Cornerstone Blog

Thinking About A Home Theater? Part 2


If you are thinking about remodeling a room or renovating to add space for a Home Theater, there are many things to consider, including choosing a remodeling company who knows what they are doing. We, at Cornerstone Builders, are a company who has extensive experience remodeling for Home Theaters and we like to keep our clients informed so they can make the best choices during the renovation. So here is Part 2 of our Home Theater series. In it, let’s talk about the sound.

Speakers: The visual part of the theater is only half the experience; you need to great sound, too. We suggest five speakers and a subwoofer for your audio package. This setup is based on Dolby Digital 5.1 technology, which breaks down audio into six “channels,” each intended for a separate speaker: dialogue to one of three front speakers, ambient sounds to a pair of rear (or “surround”) speakers and low-frequency “end-of-the-world” booms to the subwoofer. Speakers sound better when they’re on stands or mounted on the wall, rather than set atop bookshelves or cabinets. The three front speakers should form a line with the TV, parallel to the seating area. The two rear speakers should be positioned opposite each other on either side of the listeners, slightly above ear level. It matters less where the subwoofer is placed, but for the best rumbling effect, put it on the floor behind the seating area or against a wall.

Wattage: This indicates how loud a speaker can play without distortion (and you aren’t holding a rock concert in your home theater room, so you don’t need as much wattage as you might think). Choose speakers that are closely matched to your receiver’s watts-per-channel rating so your speakers don’t blow out during that high volume chase scene.

Ohms: Stick with standard 8-ohm units. The lower the ohm rating, the more electricity needed to generate the same volume, which can cause the receiver to overheat.

Magnetic shielding: If you are going to be putting speakers anywhere within a few feet of a CRT television, put magnetic shielding around them so they don’t interfere with the picture. This isn’t necessary for other types of TVs.

Receivers: The receiver decodes signals from the inputs (DVD player, satellite dish, cable television) and routes them to the proper outputs (television and speakers). Differences between models may be subtle so consider carefully when choosing for your renovation.

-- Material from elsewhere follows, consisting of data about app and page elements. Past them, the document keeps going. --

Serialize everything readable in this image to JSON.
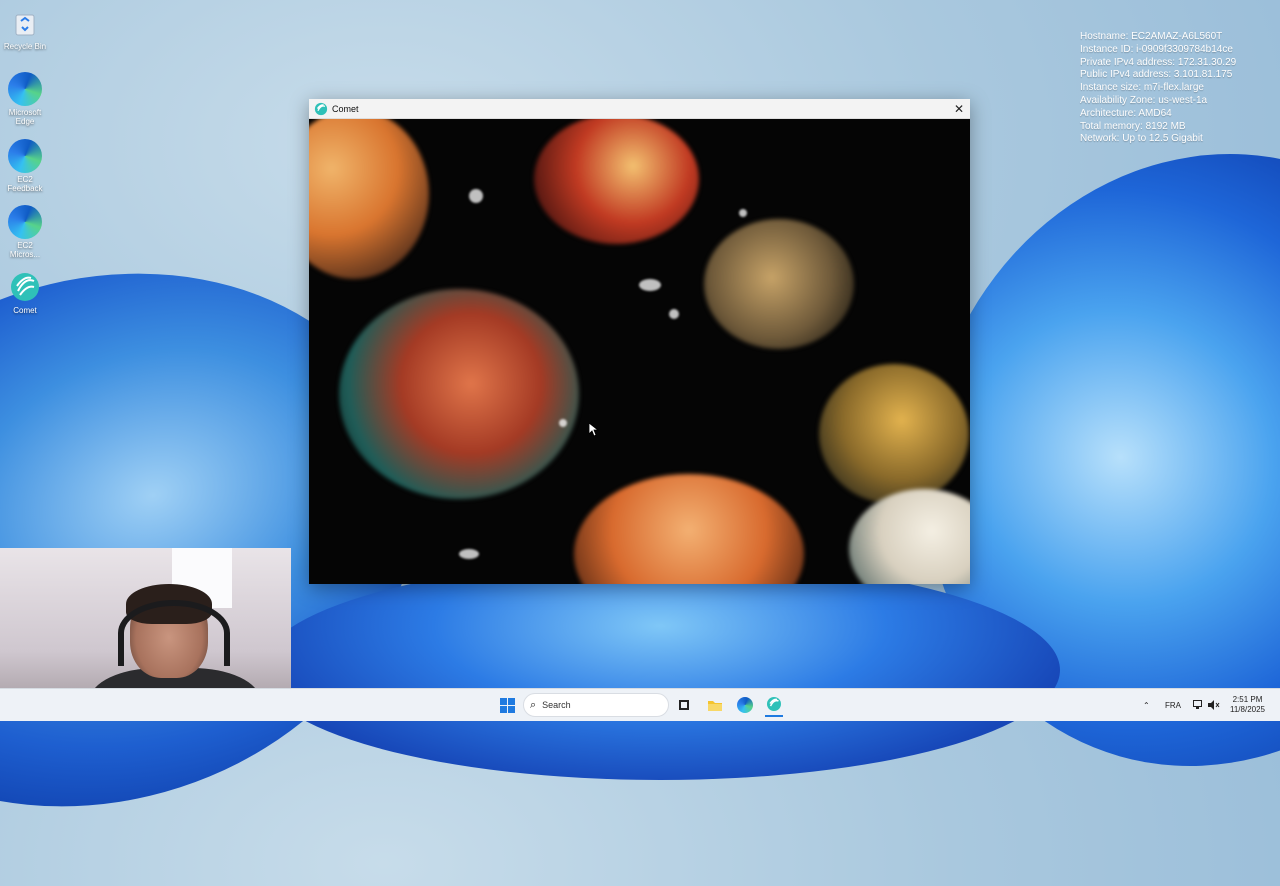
{
  "desktop": {
    "icons": [
      {
        "label": "Recycle Bin",
        "icon": "recycle-bin-icon"
      },
      {
        "label": "Microsoft Edge",
        "icon": "edge-icon"
      },
      {
        "label": "EC2 Feedback",
        "icon": "edge-icon"
      },
      {
        "label": "EC2 Micros...",
        "icon": "edge-icon"
      },
      {
        "label": "Comet",
        "icon": "comet-icon"
      }
    ]
  },
  "sysinfo": {
    "lines": [
      "Hostname: EC2AMAZ-A6L560T",
      "Instance ID: i-0909f3309784b14ce",
      "Private IPv4 address: 172.31.30.29",
      "Public IPv4 address: 3.101.81.175",
      "Instance size: m7i-flex.large",
      "Availability Zone: us-west-1a",
      "Architecture: AMD64",
      "Total memory: 8192 MB",
      "Network: Up to 12.5 Gigabit"
    ]
  },
  "window": {
    "title": "Comet",
    "close_symbol": "✕"
  },
  "taskbar": {
    "search_placeholder": "Search",
    "language": "FRA",
    "time": "2:51 PM",
    "date": "11/8/2025",
    "chevron": "⌃"
  },
  "colors": {
    "accent": "#1f7ae0",
    "taskbar_bg": "#eef2f7"
  }
}
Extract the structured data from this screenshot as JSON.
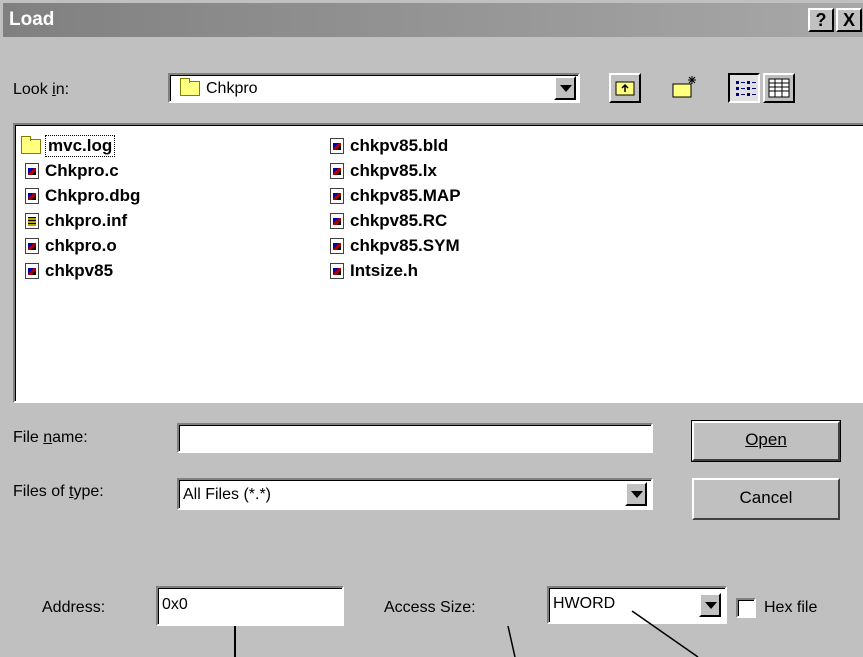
{
  "window": {
    "title": "Load",
    "help_label": "?",
    "close_label": "X"
  },
  "look_in": {
    "label": "Look in:",
    "value": "Chkpro",
    "folder_icon": "folder-icon"
  },
  "toolbar": [
    "up-folder-icon",
    "new-folder-icon",
    "list-view-icon",
    "details-view-icon"
  ],
  "files": {
    "column1": [
      {
        "name": "mvc.log",
        "icon": "folder-icon"
      },
      {
        "name": "Chkpro.c",
        "icon": "file-icon"
      },
      {
        "name": "Chkpro.dbg",
        "icon": "file-icon"
      },
      {
        "name": "chkpro.inf",
        "icon": "inf-file-icon"
      },
      {
        "name": "chkpro.o",
        "icon": "file-icon"
      },
      {
        "name": "chkpv85",
        "icon": "file-icon"
      }
    ],
    "column2": [
      {
        "name": "chkpv85.bld",
        "icon": "file-icon"
      },
      {
        "name": "chkpv85.lx",
        "icon": "file-icon"
      },
      {
        "name": "chkpv85.MAP",
        "icon": "file-icon"
      },
      {
        "name": "chkpv85.RC",
        "icon": "file-icon"
      },
      {
        "name": "chkpv85.SYM",
        "icon": "file-icon"
      },
      {
        "name": "Intsize.h",
        "icon": "file-icon"
      }
    ]
  },
  "file_name": {
    "label": "File name:",
    "value": ""
  },
  "files_of_type": {
    "label": "Files of type:",
    "value": "All Files (*.*)"
  },
  "buttons": {
    "open": "Open",
    "cancel": "Cancel"
  },
  "address": {
    "label": "Address:",
    "value": "0x0"
  },
  "access_size": {
    "label": "Access Size:",
    "value": "HWORD"
  },
  "hex_file": {
    "label": "Hex file",
    "checked": false
  }
}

Surround-sound formats: Choose a device that is at a minimum Dolby Digital 5.1- compatible — that’s the current standard for most DVDs. But, as we said in Part 1, of your budget permits, think about getting Dolby Digital Surround EX or Digital Theater System ES. Instead of six channels of audio, these formats divvy up the signal into seven or eight channels (you’ll need that many speakers too), which creates a true theater listening experience. Choosing a receiver that can process both formats is a wise choice when you are buying components for your remodeled home theater.

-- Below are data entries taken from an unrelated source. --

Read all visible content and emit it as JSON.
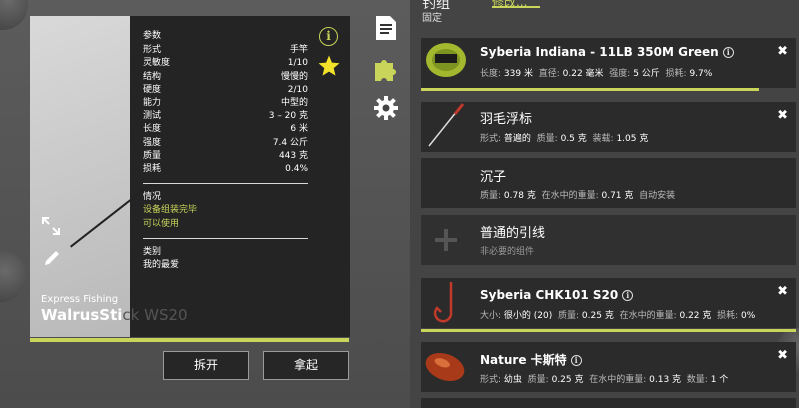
{
  "rod": {
    "brand": "Express Fishing",
    "name_main": "WalrusSti",
    "name_ghost": "ck WS20",
    "params_title": "参数",
    "params": [
      {
        "label": "形式",
        "value": "手竿"
      },
      {
        "label": "灵敏度",
        "value": "1/10"
      },
      {
        "label": "结构",
        "value": "慢慢的"
      },
      {
        "label": "硬度",
        "value": "2/10"
      },
      {
        "label": "能力",
        "value": "中型的"
      },
      {
        "label": "测试",
        "value": "3 – 20 克"
      },
      {
        "label": "长度",
        "value": "6 米"
      },
      {
        "label": "强度",
        "value": "7.4 公斤"
      },
      {
        "label": "质量",
        "value": "443 克"
      },
      {
        "label": "损耗",
        "value": "0.4%"
      }
    ],
    "status_title": "情况",
    "status_lines": [
      "设备组装完毕",
      "可以使用"
    ],
    "category_title": "类别",
    "category_value": "我的最爱",
    "info_icon": "i"
  },
  "buttons": {
    "unpack": "拆开",
    "pickup": "拿起"
  },
  "list_header": {
    "title": "钓组",
    "link": "修改...",
    "subtitle": "固定"
  },
  "items": [
    {
      "name": "Syberia Indiana - 11LB 350M Green",
      "details": [
        [
          "长度:",
          "339 米"
        ],
        [
          "直径:",
          "0.22 毫米"
        ],
        [
          "强度:",
          "5 公斤"
        ],
        [
          "损耗:",
          "9.7%"
        ]
      ],
      "closable": true
    },
    {
      "name": "羽毛浮标",
      "details": [
        [
          "形式:",
          "普遍的"
        ],
        [
          "质量:",
          "0.5 克"
        ],
        [
          "装载:",
          "1.05 克"
        ]
      ],
      "closable": true
    },
    {
      "name": "沉子",
      "details": [
        [
          "质量:",
          "0.78 克"
        ],
        [
          "在水中的重量:",
          "0.71 克"
        ],
        [
          "",
          "自动安装"
        ]
      ],
      "closable": false
    },
    {
      "name": "普通的引线",
      "details": [
        [
          "",
          "非必要的组件"
        ]
      ],
      "closable": false
    },
    {
      "name": "Syberia CHK101 S20",
      "details": [
        [
          "大小:",
          "很小的 (20)"
        ],
        [
          "质量:",
          "0.25 克"
        ],
        [
          "在水中的重量:",
          "0.22 克"
        ],
        [
          "损耗:",
          "0%"
        ]
      ],
      "closable": true
    },
    {
      "name": "Nature 卡斯特",
      "details": [
        [
          "形式:",
          "幼虫"
        ],
        [
          "质量:",
          "0.25 克"
        ],
        [
          "在水中的重量:",
          "0.13 克"
        ],
        [
          "数量:",
          "1 个"
        ]
      ],
      "closable": true
    }
  ],
  "close_glyph": "✖",
  "line_wear_fraction": 0.9,
  "colors": {
    "accent": "#c8d45a",
    "panel": "#242424"
  }
}
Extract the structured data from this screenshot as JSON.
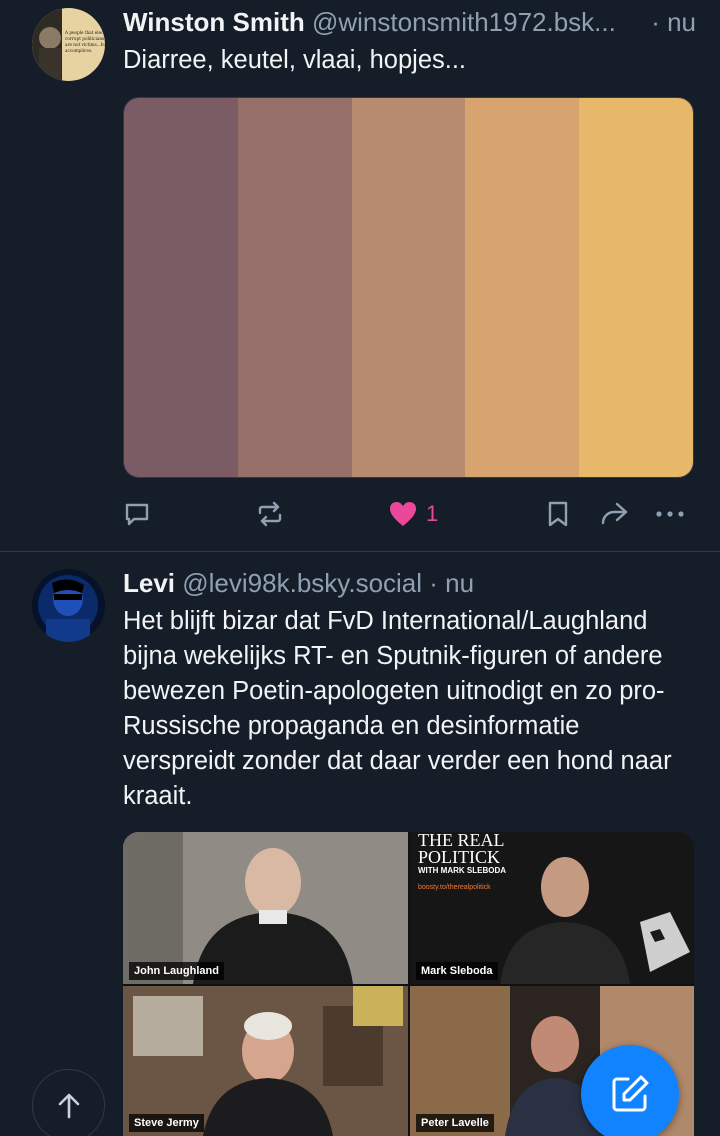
{
  "posts": [
    {
      "display_name": "Winston Smith",
      "handle": "@winstonsmith1972.bsk...",
      "time": "· nu",
      "text": "Diarree, keutel, vlaai, hopjes...",
      "avatar_text": "A people that elect corrupt politicians... are not victims... but accomplices.",
      "palette": [
        "#7b5c64",
        "#966f6b",
        "#b78b70",
        "#d7a46f",
        "#e8b86a"
      ],
      "actions": {
        "like_count": "1"
      }
    },
    {
      "display_name": "Levi",
      "handle": "@levi98k.bsky.social",
      "time": "· nu",
      "text": "Het blijft bizar dat FvD International/Laughland bijna wekelijks RT- en Sputnik-figuren of andere bewezen Poetin-apologeten uitnodigt en zo pro-Russische propaganda en desinformatie verspreidt zonder dat daar verder een hond naar kraait.",
      "video": {
        "participants": [
          "John Laughland",
          "Mark Sleboda",
          "Steve Jermy",
          "Peter Lavelle"
        ],
        "brand_title": "THE REAL POLITICK",
        "brand_sub": "WITH MARK SLEBODA",
        "brand_link": "boosty.to/therealpolitick"
      }
    }
  ],
  "colors": {
    "accent": "#1183fe",
    "like": "#ec4899",
    "background": "#151d28",
    "muted": "#8fa0b3"
  }
}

Buy yours amps as stand-alone pre- and power amps. You can buy them bundled, but you can more easily fine-tune and upgrade individual speakers to create better sound (especially during high volume scenes).

Next time, we will talk about picking the visual components for your Home Theater remodeling project and help steer you to the best choices. Why not make the first right choice now and call us at Cornerstone Builders? We will come to your house and give you a free estimate on remodeling or renovating to give you the Home Theater of your dreams.